- Opening Delimiter -

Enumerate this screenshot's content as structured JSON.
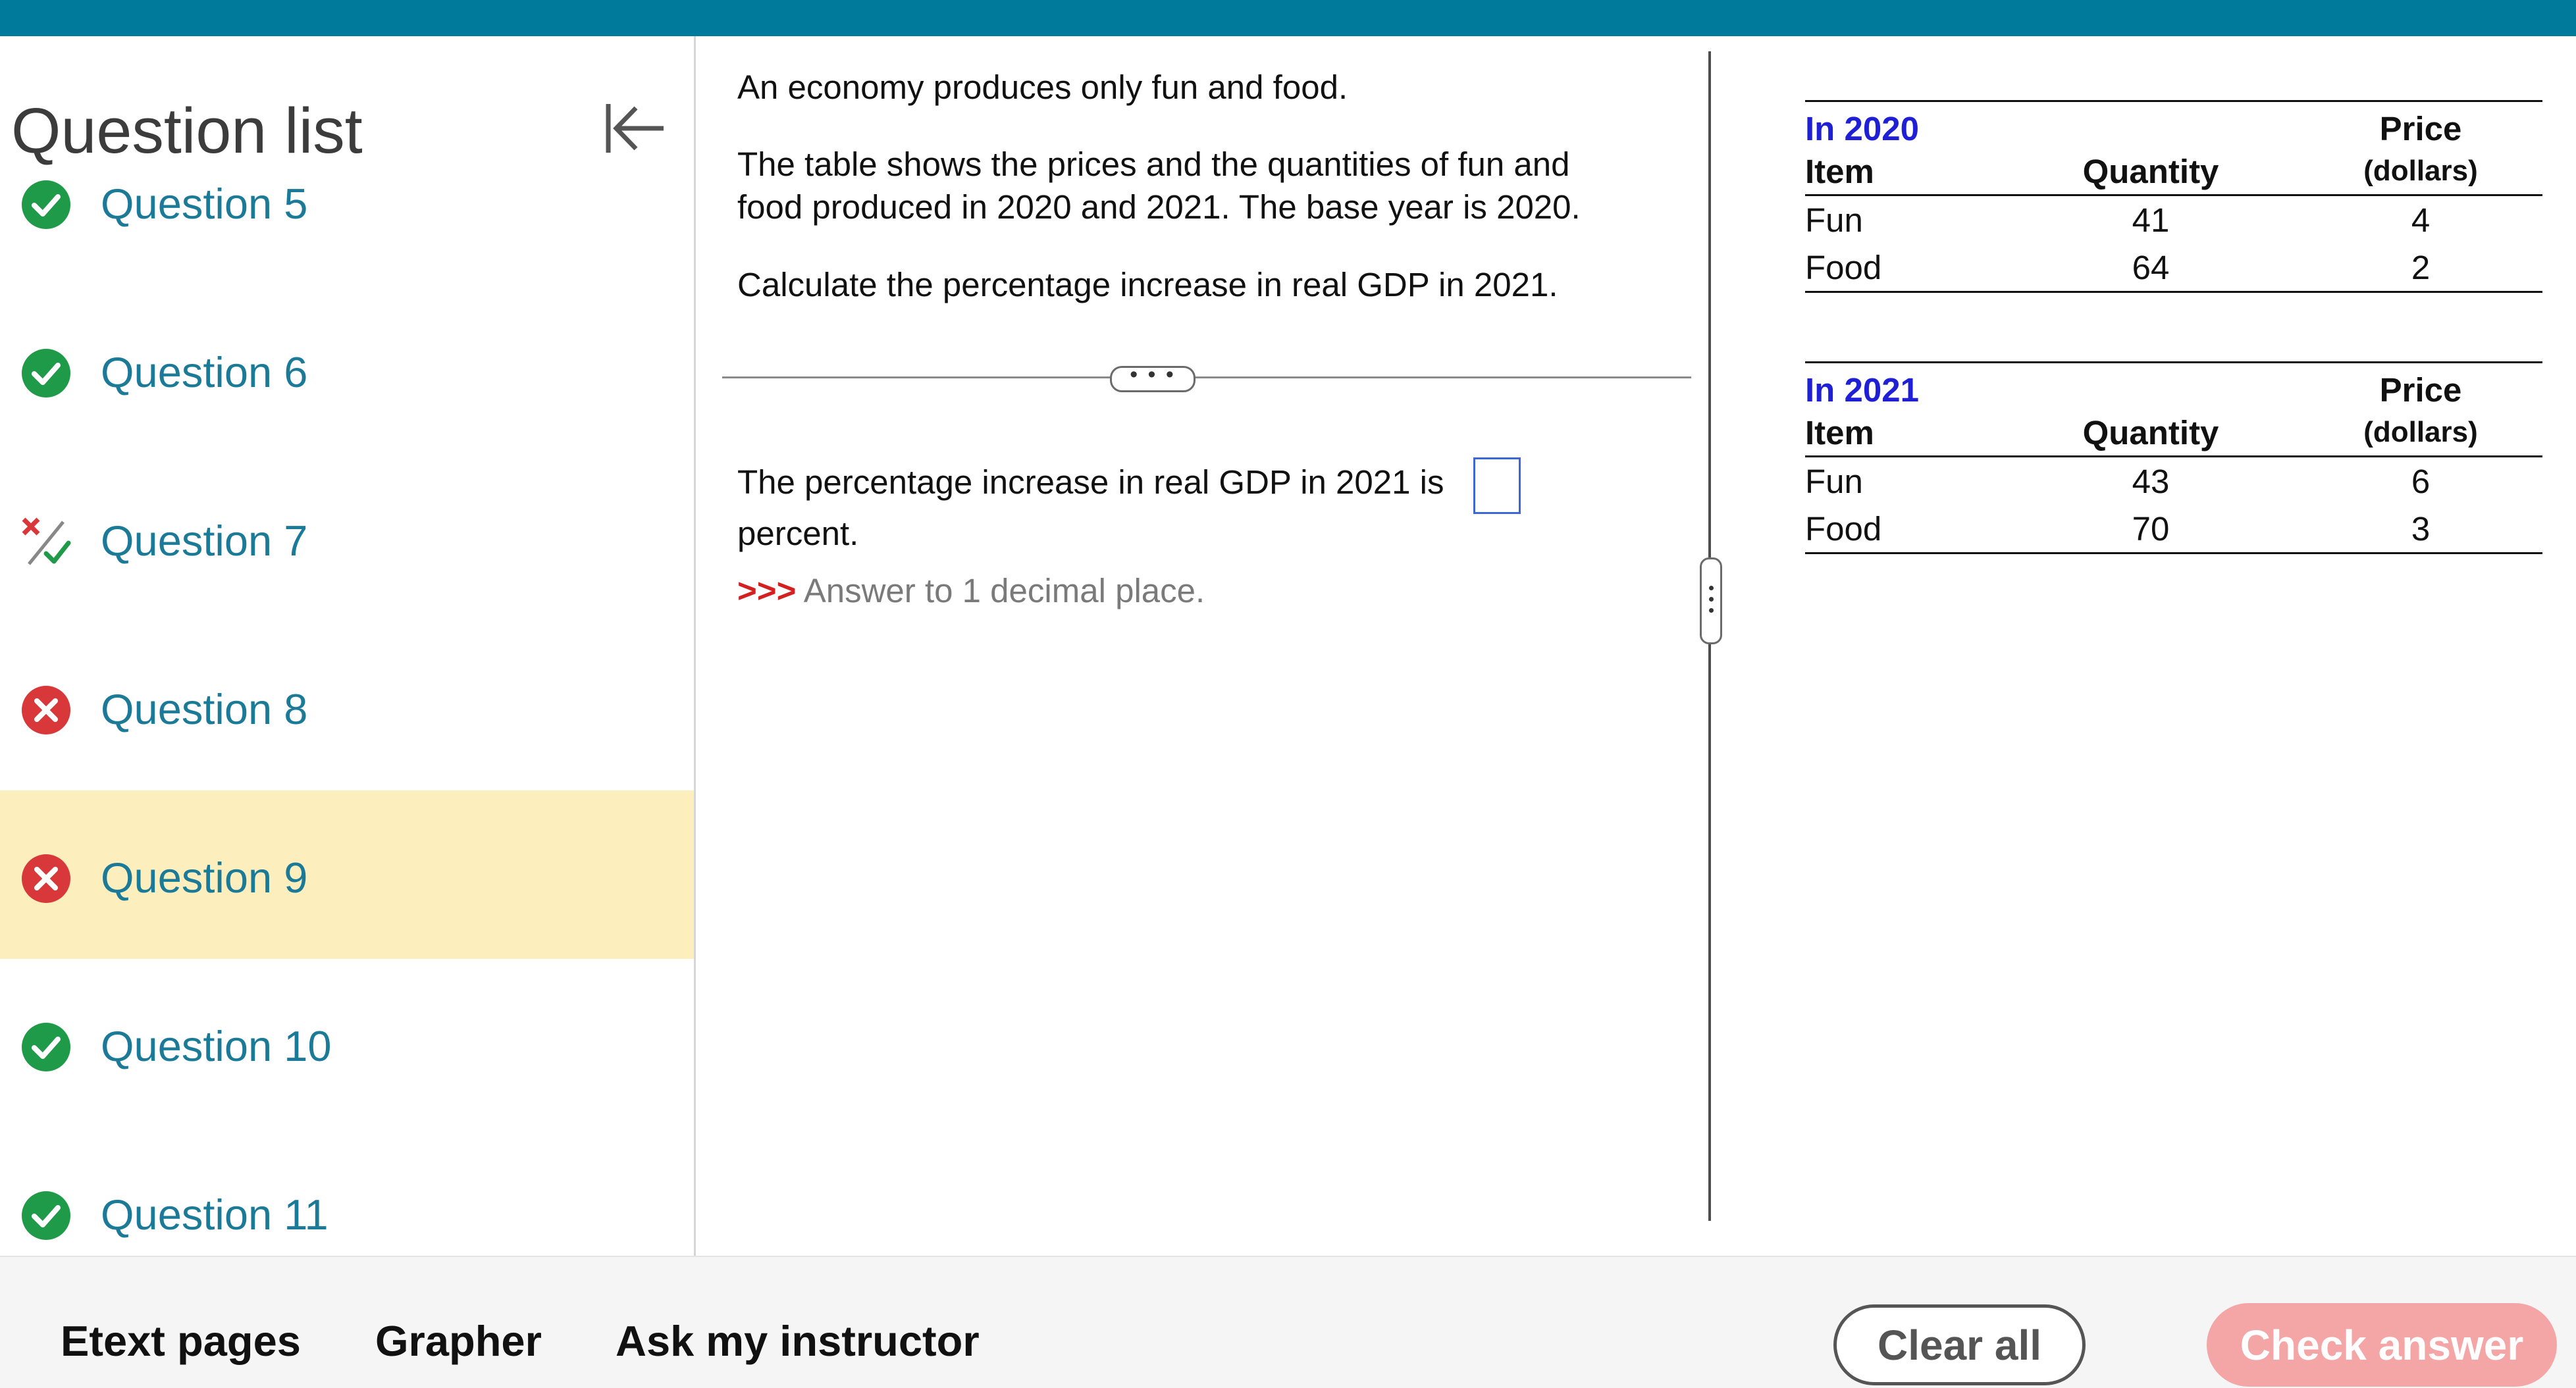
{
  "sidebar": {
    "title": "Question list",
    "items": [
      {
        "label": "Question 5",
        "status": "correct"
      },
      {
        "label": "Question 6",
        "status": "correct"
      },
      {
        "label": "Question 7",
        "status": "partial"
      },
      {
        "label": "Question 8",
        "status": "incorrect"
      },
      {
        "label": "Question 9",
        "status": "incorrect",
        "active": true
      },
      {
        "label": "Question 10",
        "status": "correct"
      },
      {
        "label": "Question 11",
        "status": "correct"
      }
    ]
  },
  "question": {
    "intro": "An economy produces only fun and food.",
    "line1": "The table shows the prices and the quantities of fun and",
    "line2": "food produced in 2020 and 2021. The base year is 2020.",
    "task": "Calculate the percentage increase in real GDP in 2021.",
    "more_handle": "• • •",
    "answer_prefix": "The percentage increase in real GDP in 2021 is",
    "answer_suffix": "percent.",
    "hint_arrows": ">>>",
    "hint_text": "Answer to 1 decimal place.",
    "answer_value": ""
  },
  "tables": [
    {
      "year_label": "In 2020",
      "headers": {
        "item": "Item",
        "quantity": "Quantity",
        "price": "Price",
        "price_unit": "(dollars)"
      },
      "rows": [
        {
          "item": "Fun",
          "quantity": "41",
          "price": "4"
        },
        {
          "item": "Food",
          "quantity": "64",
          "price": "2"
        }
      ]
    },
    {
      "year_label": "In 2021",
      "headers": {
        "item": "Item",
        "quantity": "Quantity",
        "price": "Price",
        "price_unit": "(dollars)"
      },
      "rows": [
        {
          "item": "Fun",
          "quantity": "43",
          "price": "6"
        },
        {
          "item": "Food",
          "quantity": "70",
          "price": "3"
        }
      ]
    }
  ],
  "bottom_bar": {
    "etext": "Etext pages",
    "grapher": "Grapher",
    "ask": "Ask my instructor",
    "clear": "Clear all",
    "check": "Check answer"
  },
  "colors": {
    "topbar": "#007a9b",
    "link": "#1a7a98",
    "correct": "#1f9a48",
    "incorrect": "#d9383a",
    "active_row": "#fcefbd",
    "year_label": "#1f1fd6",
    "check_button": "#f4a6a6"
  }
}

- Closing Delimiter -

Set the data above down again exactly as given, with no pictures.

**Answer box**.
Enumerate this screenshot's content as structured JSON.
{
  "sidebar": {
    "title": "Question list",
    "items": [
      {
        "label": "Question 5",
        "status": "correct"
      },
      {
        "label": "Question 6",
        "status": "correct"
      },
      {
        "label": "Question 7",
        "status": "partial"
      },
      {
        "label": "Question 8",
        "status": "incorrect"
      },
      {
        "label": "Question 9",
        "status": "incorrect",
        "active": true
      },
      {
        "label": "Question 10",
        "status": "correct"
      },
      {
        "label": "Question 11",
        "status": "correct"
      }
    ]
  },
  "question": {
    "intro": "An economy produces only fun and food.",
    "line1": "The table shows the prices and the quantities of fun and",
    "line2": "food produced in 2020 and 2021. The base year is 2020.",
    "task": "Calculate the percentage increase in real GDP in 2021.",
    "more_handle": "• • •",
    "answer_prefix": "The percentage increase in real GDP in 2021 is",
    "answer_suffix": "percent.",
    "hint_arrows": ">>>",
    "hint_text": "Answer to 1 decimal place.",
    "answer_value": ""
  },
  "tables": [
    {
      "year_label": "In 2020",
      "headers": {
        "item": "Item",
        "quantity": "Quantity",
        "price": "Price",
        "price_unit": "(dollars)"
      },
      "rows": [
        {
          "item": "Fun",
          "quantity": "41",
          "price": "4"
        },
        {
          "item": "Food",
          "quantity": "64",
          "price": "2"
        }
      ]
    },
    {
      "year_label": "In 2021",
      "headers": {
        "item": "Item",
        "quantity": "Quantity",
        "price": "Price",
        "price_unit": "(dollars)"
      },
      "rows": [
        {
          "item": "Fun",
          "quantity": "43",
          "price": "6"
        },
        {
          "item": "Food",
          "quantity": "70",
          "price": "3"
        }
      ]
    }
  ],
  "bottom_bar": {
    "etext": "Etext pages",
    "grapher": "Grapher",
    "ask": "Ask my instructor",
    "clear": "Clear all",
    "check": "Check answer"
  },
  "colors": {
    "topbar": "#007a9b",
    "link": "#1a7a98",
    "correct": "#1f9a48",
    "incorrect": "#d9383a",
    "active_row": "#fcefbd",
    "year_label": "#1f1fd6",
    "check_button": "#f4a6a6"
  }
}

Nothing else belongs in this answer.